[Opening STORED DATA section]

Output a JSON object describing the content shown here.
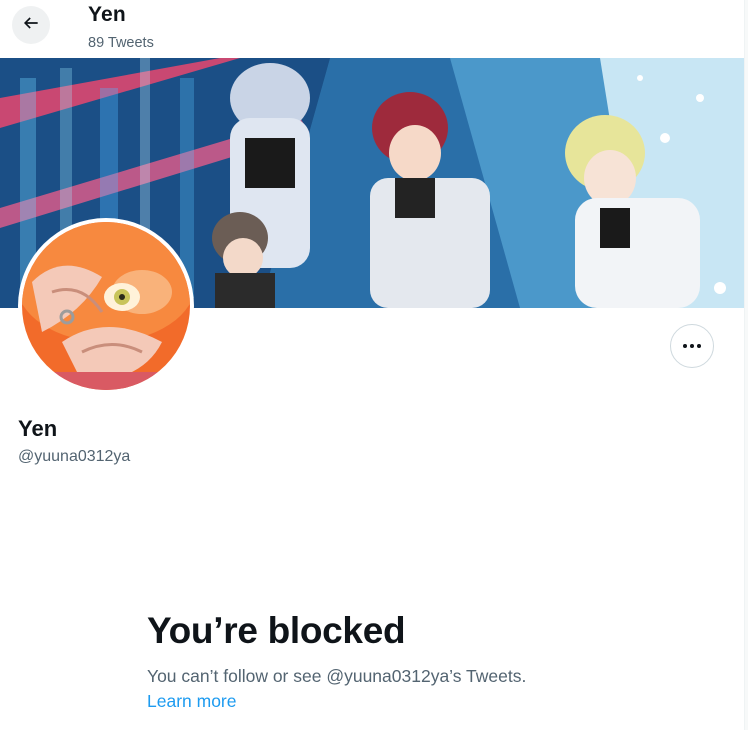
{
  "header": {
    "name": "Yen",
    "tweet_count": "89 Tweets"
  },
  "icons": {
    "back": "arrow-left-icon",
    "more": "more-horizontal-icon"
  },
  "profile": {
    "name": "Yen",
    "handle": "@yuuna0312ya"
  },
  "blocked": {
    "title": "You’re blocked",
    "message": "You can’t follow or see @yuuna0312ya’s Tweets.",
    "link": "Learn more"
  },
  "colors": {
    "text_primary": "#0f1419",
    "text_secondary": "#536471",
    "link": "#1d9bf0",
    "border": "#cfd9de"
  }
}
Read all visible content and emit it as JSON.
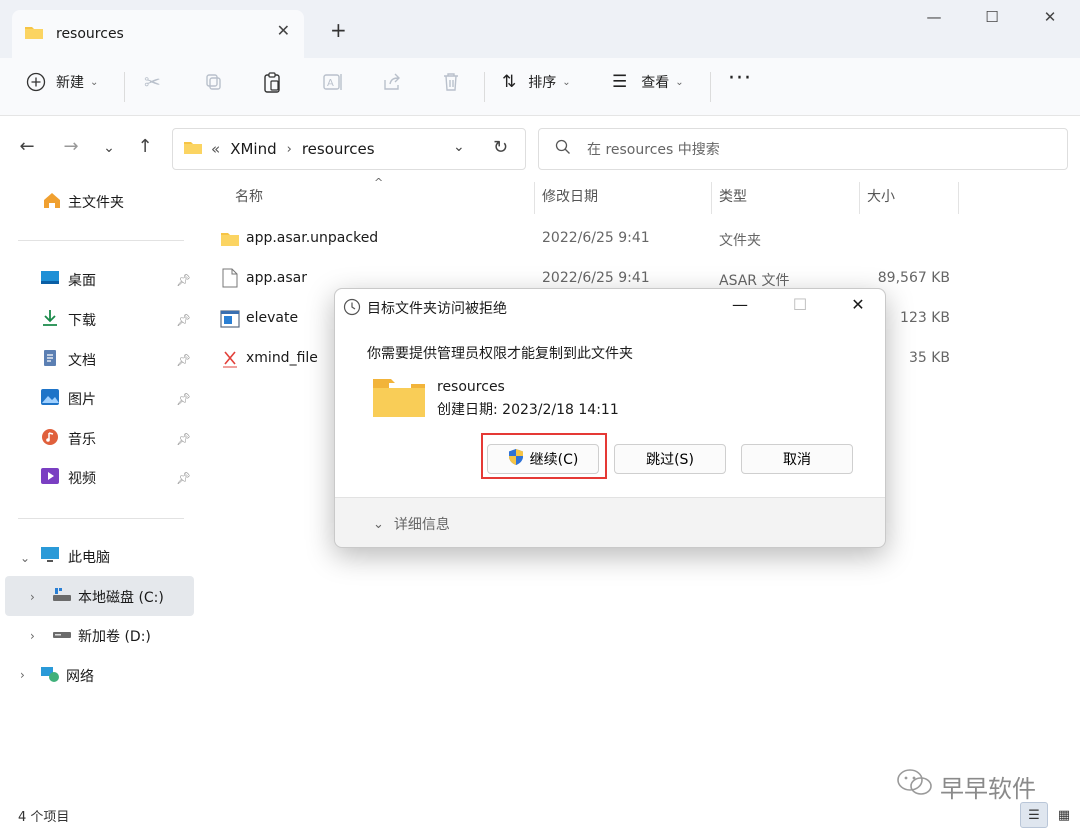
{
  "tab": {
    "title": "resources"
  },
  "toolbar": {
    "new_label": "新建",
    "sort_label": "排序",
    "view_label": "查看"
  },
  "address": {
    "crumb_prefix": "«",
    "path": [
      "XMind",
      "resources"
    ]
  },
  "search": {
    "placeholder": "在 resources 中搜索"
  },
  "sidebar": {
    "home": "主文件夹",
    "quick": [
      {
        "label": "桌面"
      },
      {
        "label": "下载"
      },
      {
        "label": "文档"
      },
      {
        "label": "图片"
      },
      {
        "label": "音乐"
      },
      {
        "label": "视频"
      }
    ],
    "this_pc": "此电脑",
    "drives": [
      {
        "label": "本地磁盘 (C:)"
      },
      {
        "label": "新加卷 (D:)"
      }
    ],
    "network": "网络"
  },
  "columns": {
    "name": "名称",
    "date": "修改日期",
    "type": "类型",
    "size": "大小"
  },
  "files": [
    {
      "name": "app.asar.unpacked",
      "date": "2022/6/25 9:41",
      "type": "文件夹",
      "size": ""
    },
    {
      "name": "app.asar",
      "date": "2022/6/25 9:41",
      "type": "ASAR 文件",
      "size": "89,567 KB"
    },
    {
      "name": "elevate",
      "date": "",
      "type": "",
      "size": "123 KB"
    },
    {
      "name": "xmind_file",
      "date": "",
      "type": "",
      "size": "35 KB"
    }
  ],
  "status": {
    "count": "4 个项目"
  },
  "watermark": "早早软件",
  "dialog": {
    "title": "目标文件夹访问被拒绝",
    "message": "你需要提供管理员权限才能复制到此文件夹",
    "folder_name": "resources",
    "created": "创建日期: 2023/2/18 14:11",
    "continue_label": "继续(C)",
    "skip_label": "跳过(S)",
    "cancel_label": "取消",
    "details_label": "详细信息"
  },
  "colors": {
    "folder": "#f6c445",
    "highlight": "#e53935",
    "accent": "#0067c0"
  }
}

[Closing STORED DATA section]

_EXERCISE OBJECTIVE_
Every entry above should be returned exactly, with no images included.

_ANSWER TO THE EXERCISE_
Output a JSON object describing the content shown here.
{
  "header": {
    "name": "Yen",
    "tweet_count": "89 Tweets"
  },
  "icons": {
    "back": "arrow-left-icon",
    "more": "more-horizontal-icon"
  },
  "profile": {
    "name": "Yen",
    "handle": "@yuuna0312ya"
  },
  "blocked": {
    "title": "You’re blocked",
    "message": "You can’t follow or see @yuuna0312ya’s Tweets.",
    "link": "Learn more"
  },
  "colors": {
    "text_primary": "#0f1419",
    "text_secondary": "#536471",
    "link": "#1d9bf0",
    "border": "#cfd9de"
  }
}
Read all visible content and emit it as JSON.
{
  "tab": {
    "title": "resources"
  },
  "toolbar": {
    "new_label": "新建",
    "sort_label": "排序",
    "view_label": "查看"
  },
  "address": {
    "crumb_prefix": "«",
    "path": [
      "XMind",
      "resources"
    ]
  },
  "search": {
    "placeholder": "在 resources 中搜索"
  },
  "sidebar": {
    "home": "主文件夹",
    "quick": [
      {
        "label": "桌面"
      },
      {
        "label": "下载"
      },
      {
        "label": "文档"
      },
      {
        "label": "图片"
      },
      {
        "label": "音乐"
      },
      {
        "label": "视频"
      }
    ],
    "this_pc": "此电脑",
    "drives": [
      {
        "label": "本地磁盘 (C:)"
      },
      {
        "label": "新加卷 (D:)"
      }
    ],
    "network": "网络"
  },
  "columns": {
    "name": "名称",
    "date": "修改日期",
    "type": "类型",
    "size": "大小"
  },
  "files": [
    {
      "name": "app.asar.unpacked",
      "date": "2022/6/25 9:41",
      "type": "文件夹",
      "size": ""
    },
    {
      "name": "app.asar",
      "date": "2022/6/25 9:41",
      "type": "ASAR 文件",
      "size": "89,567 KB"
    },
    {
      "name": "elevate",
      "date": "",
      "type": "",
      "size": "123 KB"
    },
    {
      "name": "xmind_file",
      "date": "",
      "type": "",
      "size": "35 KB"
    }
  ],
  "status": {
    "count": "4 个项目"
  },
  "watermark": "早早软件",
  "dialog": {
    "title": "目标文件夹访问被拒绝",
    "message": "你需要提供管理员权限才能复制到此文件夹",
    "folder_name": "resources",
    "created": "创建日期: 2023/2/18 14:11",
    "continue_label": "继续(C)",
    "skip_label": "跳过(S)",
    "cancel_label": "取消",
    "details_label": "详细信息"
  },
  "colors": {
    "folder": "#f6c445",
    "highlight": "#e53935",
    "accent": "#0067c0"
  }
}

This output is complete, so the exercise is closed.